They say that your relationship status can help to improve your health from helping to reduce your chances for becoming ill to living a longer life. However, what they don’t say is that just like a relationship can help your health a bad one (or rather parts of a relationship) can do just as much damage to your health. Take a look at these 4 ways your relationship can harm your health and why.
1. The “Letting Go” Effect
In a recent study conducted by the University of New York it was found that people tended to gain 10-30 pounds once getting settled into a long-term relationship. The reason why is that once you’ve found someone to be with your are less conscious about your looks and let yourself go… from not exercising as much to eating more and worrying less about your outward appearance. Weight gain, even an additional 15 pounds, can put added pressure on your body which can affect everything from your heart function to your hormone balance and more.

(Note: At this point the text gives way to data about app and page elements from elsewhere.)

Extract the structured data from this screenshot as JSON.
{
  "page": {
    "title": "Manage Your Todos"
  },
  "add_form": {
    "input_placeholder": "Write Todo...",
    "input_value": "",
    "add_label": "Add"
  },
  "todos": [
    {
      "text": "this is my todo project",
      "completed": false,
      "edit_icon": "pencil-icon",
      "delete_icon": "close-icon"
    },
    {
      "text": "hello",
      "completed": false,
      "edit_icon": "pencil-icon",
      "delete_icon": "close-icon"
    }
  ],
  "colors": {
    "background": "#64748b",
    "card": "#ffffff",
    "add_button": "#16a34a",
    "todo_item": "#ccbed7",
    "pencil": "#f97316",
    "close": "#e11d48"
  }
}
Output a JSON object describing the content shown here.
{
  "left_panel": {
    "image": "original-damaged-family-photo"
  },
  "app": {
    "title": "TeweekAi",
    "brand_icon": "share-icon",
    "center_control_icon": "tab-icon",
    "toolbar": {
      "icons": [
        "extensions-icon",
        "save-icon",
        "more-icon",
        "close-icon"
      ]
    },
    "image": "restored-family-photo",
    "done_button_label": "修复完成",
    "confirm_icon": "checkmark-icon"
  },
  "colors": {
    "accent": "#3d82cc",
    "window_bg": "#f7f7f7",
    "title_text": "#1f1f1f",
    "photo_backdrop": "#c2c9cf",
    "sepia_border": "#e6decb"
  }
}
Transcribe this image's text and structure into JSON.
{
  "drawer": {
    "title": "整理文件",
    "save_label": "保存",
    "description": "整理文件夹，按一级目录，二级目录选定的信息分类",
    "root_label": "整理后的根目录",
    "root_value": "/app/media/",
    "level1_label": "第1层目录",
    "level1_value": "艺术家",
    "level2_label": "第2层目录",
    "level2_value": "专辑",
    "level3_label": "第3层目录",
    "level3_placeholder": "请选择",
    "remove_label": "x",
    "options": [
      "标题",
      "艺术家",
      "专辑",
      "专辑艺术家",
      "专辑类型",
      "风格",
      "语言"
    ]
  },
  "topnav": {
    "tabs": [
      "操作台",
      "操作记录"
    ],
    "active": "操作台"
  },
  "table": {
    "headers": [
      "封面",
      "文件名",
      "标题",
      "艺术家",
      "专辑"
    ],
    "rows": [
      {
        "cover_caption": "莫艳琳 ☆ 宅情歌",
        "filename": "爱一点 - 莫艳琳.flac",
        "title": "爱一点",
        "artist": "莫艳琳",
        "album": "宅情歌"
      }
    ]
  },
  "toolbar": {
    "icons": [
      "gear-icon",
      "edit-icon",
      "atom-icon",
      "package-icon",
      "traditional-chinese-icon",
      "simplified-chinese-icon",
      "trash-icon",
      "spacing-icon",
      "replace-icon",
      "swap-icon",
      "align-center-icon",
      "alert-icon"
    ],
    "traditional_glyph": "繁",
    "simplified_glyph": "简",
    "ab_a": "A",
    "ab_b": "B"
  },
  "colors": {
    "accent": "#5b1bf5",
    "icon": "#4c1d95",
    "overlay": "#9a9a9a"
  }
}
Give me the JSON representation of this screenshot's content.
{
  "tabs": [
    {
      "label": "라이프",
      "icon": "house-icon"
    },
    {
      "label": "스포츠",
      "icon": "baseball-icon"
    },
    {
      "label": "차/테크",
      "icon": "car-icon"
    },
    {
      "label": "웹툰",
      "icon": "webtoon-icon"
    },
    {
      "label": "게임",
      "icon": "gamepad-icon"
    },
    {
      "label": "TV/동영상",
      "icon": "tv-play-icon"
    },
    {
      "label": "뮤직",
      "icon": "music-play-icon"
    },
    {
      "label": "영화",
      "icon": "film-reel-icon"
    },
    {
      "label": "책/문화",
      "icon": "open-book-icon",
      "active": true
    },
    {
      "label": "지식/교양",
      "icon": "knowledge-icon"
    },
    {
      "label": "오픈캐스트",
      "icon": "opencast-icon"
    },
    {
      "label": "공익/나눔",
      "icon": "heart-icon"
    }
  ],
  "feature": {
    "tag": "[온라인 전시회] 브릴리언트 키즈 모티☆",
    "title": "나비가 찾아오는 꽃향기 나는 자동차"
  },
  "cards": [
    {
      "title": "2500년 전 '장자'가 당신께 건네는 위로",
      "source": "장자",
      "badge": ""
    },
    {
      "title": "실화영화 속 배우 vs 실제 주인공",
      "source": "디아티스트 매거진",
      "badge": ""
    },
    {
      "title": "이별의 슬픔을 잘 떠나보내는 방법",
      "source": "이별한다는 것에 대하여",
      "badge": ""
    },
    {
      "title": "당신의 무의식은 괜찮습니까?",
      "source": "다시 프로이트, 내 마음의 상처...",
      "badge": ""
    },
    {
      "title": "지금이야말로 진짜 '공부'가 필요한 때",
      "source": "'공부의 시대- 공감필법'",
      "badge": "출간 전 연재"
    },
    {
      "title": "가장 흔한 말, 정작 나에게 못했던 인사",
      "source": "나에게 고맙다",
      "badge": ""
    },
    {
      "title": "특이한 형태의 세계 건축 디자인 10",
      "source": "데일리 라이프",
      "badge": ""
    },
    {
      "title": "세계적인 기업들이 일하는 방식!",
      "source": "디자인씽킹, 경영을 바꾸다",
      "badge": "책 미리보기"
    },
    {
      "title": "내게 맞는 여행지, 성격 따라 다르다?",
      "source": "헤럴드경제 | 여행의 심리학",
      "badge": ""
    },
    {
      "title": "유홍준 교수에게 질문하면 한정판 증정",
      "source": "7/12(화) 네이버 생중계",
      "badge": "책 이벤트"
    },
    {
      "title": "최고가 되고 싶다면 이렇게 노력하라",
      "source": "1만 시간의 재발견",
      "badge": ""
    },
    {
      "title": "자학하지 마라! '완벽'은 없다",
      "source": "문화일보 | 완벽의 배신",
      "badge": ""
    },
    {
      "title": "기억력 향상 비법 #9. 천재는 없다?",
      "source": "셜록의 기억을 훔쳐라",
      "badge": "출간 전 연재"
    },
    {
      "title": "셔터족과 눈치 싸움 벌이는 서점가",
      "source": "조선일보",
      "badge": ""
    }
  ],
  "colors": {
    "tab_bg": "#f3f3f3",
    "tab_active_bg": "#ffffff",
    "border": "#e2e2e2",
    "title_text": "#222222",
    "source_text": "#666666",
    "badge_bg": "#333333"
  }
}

2. Stress from the Relationship
All relationships can incur stress whether it is problems communicating, financial issues, not seeing eye to eye with everyday matters or something else. Stress can cause the body to be in a constant state of nervousness and worry that makes the organs work harder just to function properly. Stress can also play havoc with weight, hormones and emotions, doubling up on the stress already from in the relationship.
3. Sleep Problems
Sleeping next to the person you love can do a world of good to help you relax and get a more restful sleep… but, if your spouse has sleep issues such as snoring, insomnia, sleep apnea or the like you can end up have sleep issues right alongside them. In a 2005 poll done by the Sleep Foundation, the results showed that the people polled reported a higher chance of fatigue and interrupted sleep if their sleeping partners suffered from a sleep issue themselves.
4. Depression from the Relationship
Much like stress, depression can have horrible affects on a person’s body and if a relationship is experiencing turbulence those within it are more likely to experience mild to severe depression. When a person is depressed it shows both inward and outward from a less happy demeanor to a reduced appetite (therefore a loss of weight), all of which can put added stress on the body.